Summer. I am four years old, maybe five. Me and my sister are sitting in the back of our aunt's snazzy Merc. She is the glamorous one, our father's wild sister married to a successful solicitor, bored with interior decorating and dinner parties, childless, wasting her time getting her hair and nails done, shopping, smoking, arguing with her mother and brothers and husband.
(She eventually got divorced, built a successful career as a radiologist, travelled, married her childhood sweetheart and died of cancer aged 55).
Anyway, here we are, two little girls dazzled by all the glamour and the no-nos, like eating ice cream in a moving car without being told to watch the upholstery, listening to Italian pop music from a car radio with all the car windows  rolled down - we both know that this is definitely not something to tell our parents.
Earlier we passed the shoelace and the shoe buckle test, we are smart. But what about left and right? Of course my big sister knows that, but I am not so sure.
My aunt holds up both hands, nail varnish and jewellery sparkling in the sun, the car drives on effortlessly on its own. She looks at me in the rear mirrow and smiles.
Look, she says, it's easy: Your left hand is the one with the thumb on the right, and your right hand is the one with the thumb on the left.

I get it wrong most of the times to this day.

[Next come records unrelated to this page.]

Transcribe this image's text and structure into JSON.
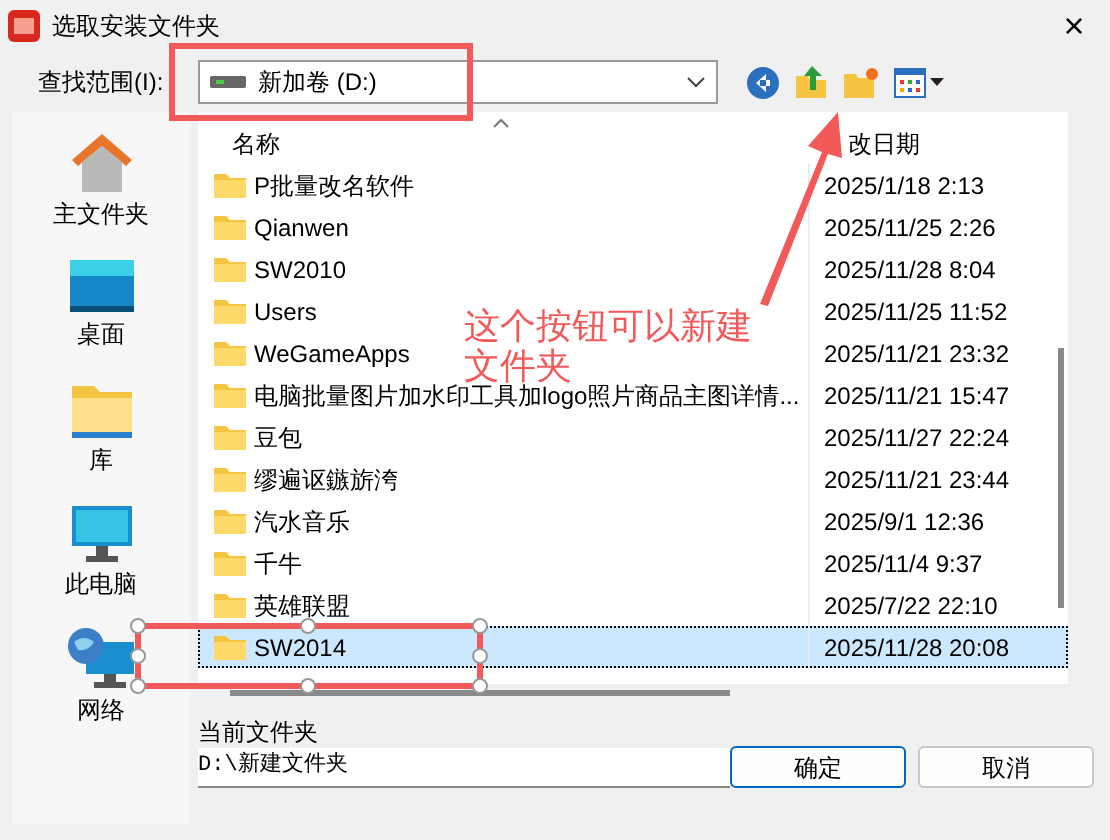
{
  "window": {
    "title": "选取安装文件夹",
    "close": "×"
  },
  "look_in": {
    "label": "查找范围(I):",
    "value": "新加卷 (D:)"
  },
  "sidebar": {
    "items": [
      {
        "label": "主文件夹",
        "kind": "home"
      },
      {
        "label": "桌面",
        "kind": "desktop"
      },
      {
        "label": "库",
        "kind": "library"
      },
      {
        "label": "此电脑",
        "kind": "computer"
      },
      {
        "label": "网络",
        "kind": "network"
      }
    ]
  },
  "table": {
    "columns": [
      "名称",
      "改日期"
    ],
    "rows": [
      {
        "name": "P批量改名软件",
        "date": "2025/1/18 2:13",
        "selected": false
      },
      {
        "name": "Qianwen",
        "date": "2025/11/25 2:26",
        "selected": false
      },
      {
        "name": "SW2010",
        "date": "2025/11/28 8:04",
        "selected": false
      },
      {
        "name": "Users",
        "date": "2025/11/25 11:52",
        "selected": false
      },
      {
        "name": "WeGameApps",
        "date": "2025/11/21 23:32",
        "selected": false
      },
      {
        "name": "电脑批量图片加水印工具加logo照片商品主图详情...",
        "date": "2025/11/21 15:47",
        "selected": false
      },
      {
        "name": "豆包",
        "date": "2025/11/27 22:24",
        "selected": false
      },
      {
        "name": "缪遍讴鏃旂洿",
        "date": "2025/11/21 23:44",
        "selected": false
      },
      {
        "name": "汽水音乐",
        "date": "2025/9/1 12:36",
        "selected": false
      },
      {
        "name": "千牛",
        "date": "2025/11/4 9:37",
        "selected": false
      },
      {
        "name": "英雄联盟",
        "date": "2025/7/22 22:10",
        "selected": false
      },
      {
        "name": "SW2014",
        "date": "2025/11/28 20:08",
        "selected": true
      }
    ]
  },
  "current_folder": {
    "label": "当前文件夹",
    "value": "D:\\新建文件夹"
  },
  "buttons": [
    "确定",
    "取消"
  ],
  "annotation": {
    "note": "这个按钮可以新建文件夹"
  }
}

Sitting in the car next to the driver I mostly point or say: there, but I can read maps really well. When I have to give directions I have to concentrate and before I decide whether it's left or right the image of my aunt's hands up in the sun in that car still helps.

02 August 2010

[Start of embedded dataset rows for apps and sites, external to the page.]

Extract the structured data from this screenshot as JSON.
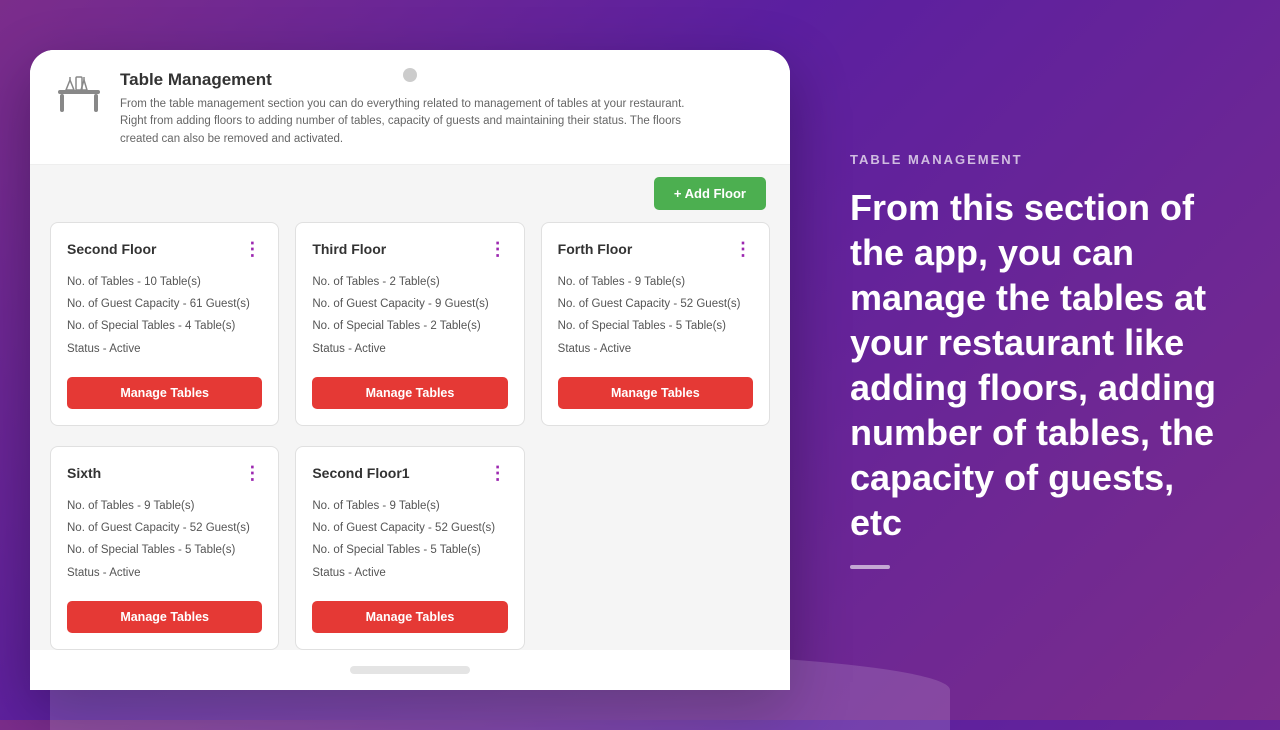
{
  "right_panel": {
    "section_label": "TABLE MANAGEMENT",
    "main_text": "From this section of the app, you can manage the tables at your restaurant like adding floors, adding number of tables, the capacity of guests, etc"
  },
  "app_header": {
    "title": "Table Management",
    "description": "From the table management section you can do everything related to management of tables at your restaurant. Right from adding floors to adding number of tables, capacity of guests and maintaining their status. The floors created can also be removed and activated."
  },
  "toolbar": {
    "add_floor_label": "+ Add Floor"
  },
  "floors": [
    {
      "name": "Second Floor",
      "tables": "10 Table(s)",
      "guest_capacity": "61 Guest(s)",
      "special_tables": "4 Table(s)",
      "status": "Active",
      "btn_label": "Manage Tables"
    },
    {
      "name": "Third Floor",
      "tables": "2 Table(s)",
      "guest_capacity": "9 Guest(s)",
      "special_tables": "2 Table(s)",
      "status": "Active",
      "btn_label": "Manage Tables"
    },
    {
      "name": "Forth Floor",
      "tables": "9 Table(s)",
      "guest_capacity": "52 Guest(s)",
      "special_tables": "5 Table(s)",
      "status": "Active",
      "btn_label": "Manage Tables"
    },
    {
      "name": "Sixth",
      "tables": "9 Table(s)",
      "guest_capacity": "52 Guest(s)",
      "special_tables": "5 Table(s)",
      "status": "Active",
      "btn_label": "Manage Tables"
    },
    {
      "name": "Second Floor1",
      "tables": "9 Table(s)",
      "guest_capacity": "52 Guest(s)",
      "special_tables": "5 Table(s)",
      "status": "Active",
      "btn_label": "Manage Tables"
    }
  ],
  "labels": {
    "no_of_tables": "No. of Tables - ",
    "no_of_guest_capacity": "No. of Guest Capacity - ",
    "no_of_special_tables": "No. of Special Tables - ",
    "status": "Status - "
  },
  "colors": {
    "manage_btn": "#e53935",
    "add_floor_btn": "#4caf50",
    "more_icon": "#9c27b0"
  }
}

whining existentially

So where is the hardship?

I am unwell, most of the time. The drugs and the ever changing regimen - increase, slow phasing down, flare up and another increase - exhaust me. The symptoms make long stretches of any activity impossible. The last flare of vertigo behind me, I am now mostly sea sick and shaky. If I try to ignore it, I break out in sweats and nausea builds up rapidly. I can only function in short episodes and that in itself is awful. At times the debilitating and even fatal potential of this disease means I lose the ground beneath my feet for a bit. This is hard going as I am a very slow learner when it comes to being out of control. Usually, I rush into mindless distraction (i.e. online TV) for a while.
So, I do little and yet I am washed out at the end of each day.

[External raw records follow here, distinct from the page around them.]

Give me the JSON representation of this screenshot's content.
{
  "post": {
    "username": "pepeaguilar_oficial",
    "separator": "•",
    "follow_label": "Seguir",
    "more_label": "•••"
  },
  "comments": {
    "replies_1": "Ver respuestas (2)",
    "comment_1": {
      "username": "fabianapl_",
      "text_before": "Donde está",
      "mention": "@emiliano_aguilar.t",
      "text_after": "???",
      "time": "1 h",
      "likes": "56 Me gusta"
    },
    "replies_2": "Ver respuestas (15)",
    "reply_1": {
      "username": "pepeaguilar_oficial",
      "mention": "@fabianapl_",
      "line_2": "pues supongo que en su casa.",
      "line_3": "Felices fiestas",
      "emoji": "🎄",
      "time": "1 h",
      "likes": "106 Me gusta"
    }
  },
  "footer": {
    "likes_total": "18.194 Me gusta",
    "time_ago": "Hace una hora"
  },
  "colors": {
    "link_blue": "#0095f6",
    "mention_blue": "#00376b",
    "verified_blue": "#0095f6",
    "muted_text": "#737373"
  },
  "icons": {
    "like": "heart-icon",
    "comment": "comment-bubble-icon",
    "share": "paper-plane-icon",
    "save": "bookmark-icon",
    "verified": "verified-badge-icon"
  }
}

And on and on and on...
I could describe my symptoms and my anger in more and more detail probably finding better and even clever words as I go along. So boring, so tiring, so useless.

Fact is

  • I can do this in the comfort of my home with pretty much all the mod cons that I need to get through the days and nights without too much struggle

  • doctors/physiotherapists etc. are a phone call/short trip away

  • I have decent health insurance - for the time being

  • the drugs I need are readily available

  • there is not much pain and I can sleep most nights

What's at the core here is that I am out of the picture, now that I cannot function in the usual 9-5 pattern I am not required, that with the loss of my job present inability to return to work pretty much all meaning seems to have gone out of my life. This is so ridiculous and yet it's a fact.

So I have signed up with a couple of volunteering projects and submitted one proposal for translation - occupational therapy really - and I made an appoinment with a legal advisor specialising in disability issues and reduced earning capacity.

I recognise that I need to be needed and that I need to look into this.

accept accept accept

that I am not going to get well enough to return to my place of work (and income)

that I will most likely lose my job

that I will have to fight for disability benefits

that this will be complicated and stressful

that money will become tight unless I can set up some form of self employment which feels far too complicated and stressful to even contemplate at the moment